((

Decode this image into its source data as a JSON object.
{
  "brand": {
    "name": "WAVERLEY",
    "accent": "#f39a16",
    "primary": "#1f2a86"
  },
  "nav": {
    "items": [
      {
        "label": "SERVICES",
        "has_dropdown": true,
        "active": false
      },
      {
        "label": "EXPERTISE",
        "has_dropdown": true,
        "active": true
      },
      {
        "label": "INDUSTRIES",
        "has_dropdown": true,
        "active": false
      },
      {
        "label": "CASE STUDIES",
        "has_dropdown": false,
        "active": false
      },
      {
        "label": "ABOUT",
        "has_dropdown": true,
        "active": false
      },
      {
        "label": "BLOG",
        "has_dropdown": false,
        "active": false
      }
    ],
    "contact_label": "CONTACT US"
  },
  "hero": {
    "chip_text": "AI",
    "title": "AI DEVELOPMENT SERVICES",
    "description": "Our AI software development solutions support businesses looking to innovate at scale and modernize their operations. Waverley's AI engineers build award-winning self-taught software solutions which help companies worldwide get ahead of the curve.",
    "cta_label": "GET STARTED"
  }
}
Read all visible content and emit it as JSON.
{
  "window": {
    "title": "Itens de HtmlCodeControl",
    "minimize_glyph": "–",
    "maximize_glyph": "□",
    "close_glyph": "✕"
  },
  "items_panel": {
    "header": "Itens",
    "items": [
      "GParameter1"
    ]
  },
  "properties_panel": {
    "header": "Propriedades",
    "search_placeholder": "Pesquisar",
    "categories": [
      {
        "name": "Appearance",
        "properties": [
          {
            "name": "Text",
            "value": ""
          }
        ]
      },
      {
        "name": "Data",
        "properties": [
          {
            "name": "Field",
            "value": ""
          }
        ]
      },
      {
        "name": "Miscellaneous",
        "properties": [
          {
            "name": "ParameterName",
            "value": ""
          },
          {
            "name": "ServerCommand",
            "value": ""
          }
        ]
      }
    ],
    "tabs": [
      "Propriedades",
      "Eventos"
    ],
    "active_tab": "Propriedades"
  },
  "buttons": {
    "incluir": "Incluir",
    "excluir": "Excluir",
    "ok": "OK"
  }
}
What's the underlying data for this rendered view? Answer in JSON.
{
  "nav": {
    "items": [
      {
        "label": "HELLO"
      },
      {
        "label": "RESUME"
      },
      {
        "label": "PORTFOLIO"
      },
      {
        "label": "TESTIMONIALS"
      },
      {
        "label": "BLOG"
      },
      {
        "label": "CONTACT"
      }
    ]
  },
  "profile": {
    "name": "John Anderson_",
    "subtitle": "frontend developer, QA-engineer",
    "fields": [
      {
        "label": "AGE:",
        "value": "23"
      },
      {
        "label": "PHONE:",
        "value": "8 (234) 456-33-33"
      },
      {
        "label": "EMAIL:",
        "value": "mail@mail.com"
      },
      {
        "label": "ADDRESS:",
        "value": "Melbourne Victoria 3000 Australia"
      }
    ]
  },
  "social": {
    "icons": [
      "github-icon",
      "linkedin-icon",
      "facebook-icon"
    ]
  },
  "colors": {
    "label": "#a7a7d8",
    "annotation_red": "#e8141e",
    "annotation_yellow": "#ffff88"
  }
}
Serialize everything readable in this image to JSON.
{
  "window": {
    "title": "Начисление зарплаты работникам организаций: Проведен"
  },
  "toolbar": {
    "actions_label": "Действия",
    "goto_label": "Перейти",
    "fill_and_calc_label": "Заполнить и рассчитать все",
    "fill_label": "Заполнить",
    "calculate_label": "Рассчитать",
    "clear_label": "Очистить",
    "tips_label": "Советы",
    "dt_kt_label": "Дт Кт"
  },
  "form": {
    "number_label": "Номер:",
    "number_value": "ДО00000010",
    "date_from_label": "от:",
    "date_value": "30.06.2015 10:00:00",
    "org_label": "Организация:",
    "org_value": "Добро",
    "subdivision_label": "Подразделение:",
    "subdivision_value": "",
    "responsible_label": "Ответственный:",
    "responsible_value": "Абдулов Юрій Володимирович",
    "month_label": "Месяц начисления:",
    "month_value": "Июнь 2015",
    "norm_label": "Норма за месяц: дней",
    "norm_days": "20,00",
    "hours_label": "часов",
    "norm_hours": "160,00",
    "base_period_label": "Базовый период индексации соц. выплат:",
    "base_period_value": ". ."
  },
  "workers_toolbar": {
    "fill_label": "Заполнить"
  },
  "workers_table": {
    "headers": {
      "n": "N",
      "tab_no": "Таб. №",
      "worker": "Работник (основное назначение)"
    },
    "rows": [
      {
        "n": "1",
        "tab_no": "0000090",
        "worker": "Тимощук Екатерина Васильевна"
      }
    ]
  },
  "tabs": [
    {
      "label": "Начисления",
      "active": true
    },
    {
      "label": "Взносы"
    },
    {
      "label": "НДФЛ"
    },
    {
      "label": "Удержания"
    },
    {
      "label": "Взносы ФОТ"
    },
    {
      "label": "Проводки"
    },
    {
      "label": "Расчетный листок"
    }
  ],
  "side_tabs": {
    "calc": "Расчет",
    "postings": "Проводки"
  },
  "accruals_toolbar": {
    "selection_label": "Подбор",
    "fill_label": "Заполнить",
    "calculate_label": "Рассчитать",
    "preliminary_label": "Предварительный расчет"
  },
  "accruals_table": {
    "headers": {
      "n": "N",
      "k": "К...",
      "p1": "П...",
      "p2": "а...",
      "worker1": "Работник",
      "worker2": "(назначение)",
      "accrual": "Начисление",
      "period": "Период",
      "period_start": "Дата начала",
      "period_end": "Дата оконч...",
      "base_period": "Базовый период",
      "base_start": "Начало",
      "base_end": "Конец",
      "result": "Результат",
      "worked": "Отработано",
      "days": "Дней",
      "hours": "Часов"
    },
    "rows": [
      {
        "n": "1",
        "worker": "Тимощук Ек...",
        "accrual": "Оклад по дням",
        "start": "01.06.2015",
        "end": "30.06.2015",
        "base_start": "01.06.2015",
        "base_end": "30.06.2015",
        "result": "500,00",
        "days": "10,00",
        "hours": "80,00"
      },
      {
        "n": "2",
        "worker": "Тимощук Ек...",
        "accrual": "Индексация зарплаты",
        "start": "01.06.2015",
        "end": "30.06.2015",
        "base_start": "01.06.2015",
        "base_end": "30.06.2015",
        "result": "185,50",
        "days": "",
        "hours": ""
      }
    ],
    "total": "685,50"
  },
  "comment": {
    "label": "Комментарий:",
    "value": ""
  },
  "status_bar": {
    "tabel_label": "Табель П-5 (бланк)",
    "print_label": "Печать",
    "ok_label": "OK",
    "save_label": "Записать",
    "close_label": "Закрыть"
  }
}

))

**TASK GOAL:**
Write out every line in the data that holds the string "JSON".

**EXERCISE SOLUTION:**
Decode this image into its source data as a JSON object.
Read all visible content and emit it as JSON.
What's the underlying data for this rendered view? Answer in JSON.
Serialize everything readable in this image to JSON.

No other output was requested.